BEGIN DATA RECORDS

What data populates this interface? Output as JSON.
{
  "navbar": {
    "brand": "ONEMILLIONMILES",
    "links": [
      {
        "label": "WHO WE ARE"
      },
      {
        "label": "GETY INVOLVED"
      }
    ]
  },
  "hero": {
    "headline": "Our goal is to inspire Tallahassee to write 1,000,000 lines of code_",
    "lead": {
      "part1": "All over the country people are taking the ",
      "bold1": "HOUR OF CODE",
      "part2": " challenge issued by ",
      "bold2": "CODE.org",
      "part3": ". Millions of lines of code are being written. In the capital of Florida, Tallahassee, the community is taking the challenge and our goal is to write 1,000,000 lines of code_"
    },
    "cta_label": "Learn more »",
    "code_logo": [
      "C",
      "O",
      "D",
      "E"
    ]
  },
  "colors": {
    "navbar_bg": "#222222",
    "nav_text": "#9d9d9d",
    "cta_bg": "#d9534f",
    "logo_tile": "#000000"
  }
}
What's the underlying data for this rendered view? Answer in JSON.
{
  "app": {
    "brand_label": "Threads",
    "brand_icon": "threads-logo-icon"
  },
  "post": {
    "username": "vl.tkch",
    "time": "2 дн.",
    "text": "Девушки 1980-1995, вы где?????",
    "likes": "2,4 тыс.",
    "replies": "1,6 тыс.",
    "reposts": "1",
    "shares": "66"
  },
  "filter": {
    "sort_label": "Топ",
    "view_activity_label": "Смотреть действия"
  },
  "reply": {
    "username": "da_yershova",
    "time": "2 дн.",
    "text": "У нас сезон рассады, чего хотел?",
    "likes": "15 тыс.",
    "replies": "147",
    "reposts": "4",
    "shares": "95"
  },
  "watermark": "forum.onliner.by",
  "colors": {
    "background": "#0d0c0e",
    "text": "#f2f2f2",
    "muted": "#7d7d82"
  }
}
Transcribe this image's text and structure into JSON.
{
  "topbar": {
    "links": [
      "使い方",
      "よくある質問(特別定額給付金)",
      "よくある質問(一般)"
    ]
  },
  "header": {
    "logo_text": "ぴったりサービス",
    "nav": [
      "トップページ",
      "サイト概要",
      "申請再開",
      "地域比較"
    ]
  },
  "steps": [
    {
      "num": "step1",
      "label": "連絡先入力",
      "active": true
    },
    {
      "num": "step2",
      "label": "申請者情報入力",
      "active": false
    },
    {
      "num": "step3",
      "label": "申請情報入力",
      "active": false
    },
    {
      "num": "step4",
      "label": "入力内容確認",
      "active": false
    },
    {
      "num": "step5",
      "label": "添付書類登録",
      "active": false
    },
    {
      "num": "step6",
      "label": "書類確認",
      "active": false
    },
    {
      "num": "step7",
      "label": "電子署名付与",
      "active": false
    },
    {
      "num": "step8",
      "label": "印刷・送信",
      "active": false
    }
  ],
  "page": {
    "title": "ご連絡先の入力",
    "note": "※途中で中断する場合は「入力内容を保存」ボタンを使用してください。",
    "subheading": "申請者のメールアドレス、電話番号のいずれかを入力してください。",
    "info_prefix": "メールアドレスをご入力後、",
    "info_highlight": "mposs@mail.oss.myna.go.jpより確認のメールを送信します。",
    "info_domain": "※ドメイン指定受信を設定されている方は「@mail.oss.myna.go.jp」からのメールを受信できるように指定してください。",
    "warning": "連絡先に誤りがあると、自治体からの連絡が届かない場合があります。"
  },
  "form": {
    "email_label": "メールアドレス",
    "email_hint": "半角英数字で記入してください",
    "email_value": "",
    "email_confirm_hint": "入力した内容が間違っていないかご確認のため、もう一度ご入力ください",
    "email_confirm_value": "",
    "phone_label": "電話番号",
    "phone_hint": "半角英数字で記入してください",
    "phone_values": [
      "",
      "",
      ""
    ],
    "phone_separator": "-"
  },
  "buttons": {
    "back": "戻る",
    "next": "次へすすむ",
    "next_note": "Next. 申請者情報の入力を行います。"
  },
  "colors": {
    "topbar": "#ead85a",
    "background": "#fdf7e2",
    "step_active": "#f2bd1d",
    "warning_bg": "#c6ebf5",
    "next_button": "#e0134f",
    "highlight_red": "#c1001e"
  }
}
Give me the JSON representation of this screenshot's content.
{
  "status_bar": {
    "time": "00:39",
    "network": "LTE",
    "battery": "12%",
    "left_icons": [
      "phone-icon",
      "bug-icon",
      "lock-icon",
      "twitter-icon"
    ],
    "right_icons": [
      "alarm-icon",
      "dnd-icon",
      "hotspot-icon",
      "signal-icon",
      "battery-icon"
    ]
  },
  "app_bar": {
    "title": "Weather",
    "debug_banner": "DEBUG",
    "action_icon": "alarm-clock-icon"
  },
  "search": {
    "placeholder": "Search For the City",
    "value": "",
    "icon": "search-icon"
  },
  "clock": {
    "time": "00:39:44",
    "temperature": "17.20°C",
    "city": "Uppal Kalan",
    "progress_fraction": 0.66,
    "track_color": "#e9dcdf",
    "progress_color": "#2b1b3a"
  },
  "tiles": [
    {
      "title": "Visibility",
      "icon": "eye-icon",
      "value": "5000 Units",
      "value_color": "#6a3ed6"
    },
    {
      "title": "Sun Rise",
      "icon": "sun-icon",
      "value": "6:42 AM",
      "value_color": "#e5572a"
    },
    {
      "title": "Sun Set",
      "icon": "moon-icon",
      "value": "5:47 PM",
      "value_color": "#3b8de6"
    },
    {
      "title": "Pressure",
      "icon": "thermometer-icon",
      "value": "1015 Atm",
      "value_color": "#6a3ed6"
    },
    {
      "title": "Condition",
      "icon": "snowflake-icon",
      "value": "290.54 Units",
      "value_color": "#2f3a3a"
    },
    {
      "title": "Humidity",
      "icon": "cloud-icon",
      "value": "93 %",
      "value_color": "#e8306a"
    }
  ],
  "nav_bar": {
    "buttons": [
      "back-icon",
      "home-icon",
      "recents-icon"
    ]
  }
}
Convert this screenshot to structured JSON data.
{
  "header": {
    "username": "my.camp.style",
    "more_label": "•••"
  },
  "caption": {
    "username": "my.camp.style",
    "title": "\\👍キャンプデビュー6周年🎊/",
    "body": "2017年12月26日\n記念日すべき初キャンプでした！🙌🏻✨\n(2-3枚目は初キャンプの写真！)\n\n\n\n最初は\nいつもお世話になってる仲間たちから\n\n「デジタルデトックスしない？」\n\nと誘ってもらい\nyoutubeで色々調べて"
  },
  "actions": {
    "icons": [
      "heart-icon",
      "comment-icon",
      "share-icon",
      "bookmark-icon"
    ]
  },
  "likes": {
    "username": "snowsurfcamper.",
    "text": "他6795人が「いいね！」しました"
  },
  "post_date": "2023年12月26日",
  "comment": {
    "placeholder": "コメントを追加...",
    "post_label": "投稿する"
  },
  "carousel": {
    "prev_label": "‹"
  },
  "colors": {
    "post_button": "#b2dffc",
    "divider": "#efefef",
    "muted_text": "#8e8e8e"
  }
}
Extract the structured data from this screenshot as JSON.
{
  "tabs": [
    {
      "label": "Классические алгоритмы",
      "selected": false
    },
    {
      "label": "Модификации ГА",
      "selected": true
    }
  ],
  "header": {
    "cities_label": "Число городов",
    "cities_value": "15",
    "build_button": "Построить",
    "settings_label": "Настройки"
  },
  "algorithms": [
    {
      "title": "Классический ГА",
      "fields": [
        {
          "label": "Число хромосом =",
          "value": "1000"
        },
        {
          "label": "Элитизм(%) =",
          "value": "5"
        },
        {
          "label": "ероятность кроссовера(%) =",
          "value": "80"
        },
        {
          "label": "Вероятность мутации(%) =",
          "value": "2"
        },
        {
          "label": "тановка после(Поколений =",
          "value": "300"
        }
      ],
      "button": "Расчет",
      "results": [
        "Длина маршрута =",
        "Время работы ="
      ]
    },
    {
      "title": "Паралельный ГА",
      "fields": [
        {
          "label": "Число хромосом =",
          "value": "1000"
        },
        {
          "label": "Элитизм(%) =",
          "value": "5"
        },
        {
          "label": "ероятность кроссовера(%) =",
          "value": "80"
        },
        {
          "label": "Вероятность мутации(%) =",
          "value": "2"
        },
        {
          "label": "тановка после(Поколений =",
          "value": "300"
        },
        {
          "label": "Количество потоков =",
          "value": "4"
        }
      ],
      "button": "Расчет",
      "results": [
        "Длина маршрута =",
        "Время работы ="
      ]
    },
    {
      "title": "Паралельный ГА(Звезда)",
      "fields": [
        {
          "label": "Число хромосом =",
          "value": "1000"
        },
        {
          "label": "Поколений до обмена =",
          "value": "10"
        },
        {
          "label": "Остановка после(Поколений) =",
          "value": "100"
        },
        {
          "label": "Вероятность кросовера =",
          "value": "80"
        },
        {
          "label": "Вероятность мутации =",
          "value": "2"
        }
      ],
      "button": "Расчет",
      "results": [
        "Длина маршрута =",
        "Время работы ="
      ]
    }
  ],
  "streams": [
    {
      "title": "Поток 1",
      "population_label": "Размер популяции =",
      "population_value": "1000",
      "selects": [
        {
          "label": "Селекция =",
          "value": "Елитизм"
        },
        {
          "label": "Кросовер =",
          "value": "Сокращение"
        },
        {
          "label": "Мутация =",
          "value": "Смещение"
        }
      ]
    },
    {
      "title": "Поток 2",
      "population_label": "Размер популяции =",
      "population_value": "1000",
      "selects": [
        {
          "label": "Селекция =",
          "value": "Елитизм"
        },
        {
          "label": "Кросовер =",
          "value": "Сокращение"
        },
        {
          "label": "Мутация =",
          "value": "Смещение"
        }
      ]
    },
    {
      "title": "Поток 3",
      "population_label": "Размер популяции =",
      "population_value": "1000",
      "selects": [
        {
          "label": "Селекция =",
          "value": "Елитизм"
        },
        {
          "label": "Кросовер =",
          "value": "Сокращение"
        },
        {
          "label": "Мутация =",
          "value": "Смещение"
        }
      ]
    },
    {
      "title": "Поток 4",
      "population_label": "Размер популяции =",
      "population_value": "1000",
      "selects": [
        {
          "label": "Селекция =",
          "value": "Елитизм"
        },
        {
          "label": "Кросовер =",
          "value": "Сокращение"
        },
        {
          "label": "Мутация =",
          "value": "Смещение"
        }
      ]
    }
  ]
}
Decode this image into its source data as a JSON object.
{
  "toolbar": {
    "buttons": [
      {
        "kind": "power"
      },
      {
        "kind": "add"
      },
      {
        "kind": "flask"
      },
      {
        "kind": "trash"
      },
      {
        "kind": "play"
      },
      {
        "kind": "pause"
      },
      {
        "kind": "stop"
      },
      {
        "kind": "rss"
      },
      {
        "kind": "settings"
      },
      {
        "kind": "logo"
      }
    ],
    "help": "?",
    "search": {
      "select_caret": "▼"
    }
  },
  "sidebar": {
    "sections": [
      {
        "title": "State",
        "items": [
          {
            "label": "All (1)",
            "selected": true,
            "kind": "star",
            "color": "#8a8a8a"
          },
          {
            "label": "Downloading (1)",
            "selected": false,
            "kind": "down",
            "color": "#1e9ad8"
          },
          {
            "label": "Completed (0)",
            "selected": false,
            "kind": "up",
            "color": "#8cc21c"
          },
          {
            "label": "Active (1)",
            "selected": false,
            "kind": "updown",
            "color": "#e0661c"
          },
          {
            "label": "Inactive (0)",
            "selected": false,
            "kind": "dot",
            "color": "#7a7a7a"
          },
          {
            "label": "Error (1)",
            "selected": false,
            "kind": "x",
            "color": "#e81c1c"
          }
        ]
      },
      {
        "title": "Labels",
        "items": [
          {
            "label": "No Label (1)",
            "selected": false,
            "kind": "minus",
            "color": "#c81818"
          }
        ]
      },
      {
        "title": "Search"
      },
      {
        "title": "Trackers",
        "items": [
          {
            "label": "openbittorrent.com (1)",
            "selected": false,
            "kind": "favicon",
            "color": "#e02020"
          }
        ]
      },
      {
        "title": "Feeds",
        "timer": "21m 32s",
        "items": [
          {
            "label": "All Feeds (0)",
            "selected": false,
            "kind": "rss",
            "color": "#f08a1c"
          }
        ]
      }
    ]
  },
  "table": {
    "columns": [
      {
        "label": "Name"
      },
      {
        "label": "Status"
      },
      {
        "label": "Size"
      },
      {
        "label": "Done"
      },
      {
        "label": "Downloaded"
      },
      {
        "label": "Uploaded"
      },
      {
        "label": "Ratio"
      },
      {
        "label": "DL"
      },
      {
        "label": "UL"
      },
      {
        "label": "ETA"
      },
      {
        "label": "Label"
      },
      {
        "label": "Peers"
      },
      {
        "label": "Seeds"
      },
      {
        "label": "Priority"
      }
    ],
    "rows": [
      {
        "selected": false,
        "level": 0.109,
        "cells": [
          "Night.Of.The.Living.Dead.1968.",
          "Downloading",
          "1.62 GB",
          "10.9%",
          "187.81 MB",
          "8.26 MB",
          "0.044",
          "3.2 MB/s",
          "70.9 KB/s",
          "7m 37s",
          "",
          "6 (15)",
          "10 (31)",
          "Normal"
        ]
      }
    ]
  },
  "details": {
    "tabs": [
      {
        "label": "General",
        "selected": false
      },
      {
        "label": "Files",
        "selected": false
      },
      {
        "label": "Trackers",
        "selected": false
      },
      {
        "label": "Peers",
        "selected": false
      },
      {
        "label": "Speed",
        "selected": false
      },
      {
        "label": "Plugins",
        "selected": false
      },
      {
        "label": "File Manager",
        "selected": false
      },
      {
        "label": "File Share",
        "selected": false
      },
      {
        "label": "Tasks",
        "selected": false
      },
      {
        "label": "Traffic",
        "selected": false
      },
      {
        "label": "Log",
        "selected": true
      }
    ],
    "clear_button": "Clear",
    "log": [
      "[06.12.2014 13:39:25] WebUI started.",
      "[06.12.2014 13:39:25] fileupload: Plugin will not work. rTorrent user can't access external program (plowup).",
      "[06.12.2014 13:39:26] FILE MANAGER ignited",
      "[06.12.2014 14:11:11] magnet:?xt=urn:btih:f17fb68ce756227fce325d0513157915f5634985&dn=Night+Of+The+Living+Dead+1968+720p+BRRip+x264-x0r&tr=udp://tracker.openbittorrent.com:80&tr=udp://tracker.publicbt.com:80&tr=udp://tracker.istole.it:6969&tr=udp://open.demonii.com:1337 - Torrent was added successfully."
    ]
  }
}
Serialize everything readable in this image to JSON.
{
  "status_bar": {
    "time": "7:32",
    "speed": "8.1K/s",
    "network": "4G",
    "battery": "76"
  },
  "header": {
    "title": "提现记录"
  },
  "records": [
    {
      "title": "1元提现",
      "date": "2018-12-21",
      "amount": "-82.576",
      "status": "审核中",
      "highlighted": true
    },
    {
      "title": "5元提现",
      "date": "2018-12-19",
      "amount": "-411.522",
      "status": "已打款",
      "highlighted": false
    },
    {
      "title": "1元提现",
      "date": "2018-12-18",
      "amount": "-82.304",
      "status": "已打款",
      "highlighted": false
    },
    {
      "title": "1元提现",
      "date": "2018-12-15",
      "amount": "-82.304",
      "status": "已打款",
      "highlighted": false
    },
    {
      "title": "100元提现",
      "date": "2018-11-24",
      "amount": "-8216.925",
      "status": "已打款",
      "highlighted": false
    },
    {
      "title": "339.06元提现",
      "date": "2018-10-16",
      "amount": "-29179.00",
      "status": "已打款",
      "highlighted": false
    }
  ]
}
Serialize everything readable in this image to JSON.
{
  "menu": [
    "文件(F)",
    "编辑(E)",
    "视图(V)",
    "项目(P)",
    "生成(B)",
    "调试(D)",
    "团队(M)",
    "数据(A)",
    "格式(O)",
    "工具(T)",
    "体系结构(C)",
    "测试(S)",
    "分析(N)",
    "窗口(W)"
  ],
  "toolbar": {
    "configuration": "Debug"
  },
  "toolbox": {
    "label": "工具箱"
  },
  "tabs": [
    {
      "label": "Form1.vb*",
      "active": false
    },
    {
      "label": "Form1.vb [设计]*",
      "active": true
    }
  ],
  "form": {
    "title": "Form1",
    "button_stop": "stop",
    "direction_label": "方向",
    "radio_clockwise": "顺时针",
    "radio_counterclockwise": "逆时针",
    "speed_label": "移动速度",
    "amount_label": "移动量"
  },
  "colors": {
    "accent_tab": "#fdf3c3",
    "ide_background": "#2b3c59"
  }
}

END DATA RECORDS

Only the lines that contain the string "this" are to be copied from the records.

What data populates this interface? Output as JSON.
What's the underlying data for this rendered view? Answer in JSON.
Transcribe this image's text and structure into JSON.
Give me the JSON representation of this screenshot's content.
Convert this screenshot to structured JSON data.
Extract the structured data from this screenshot as JSON.
Decode this image into its source data as a JSON object.
Serialize everything readable in this image to JSON.
Serialize everything readable in this image to JSON.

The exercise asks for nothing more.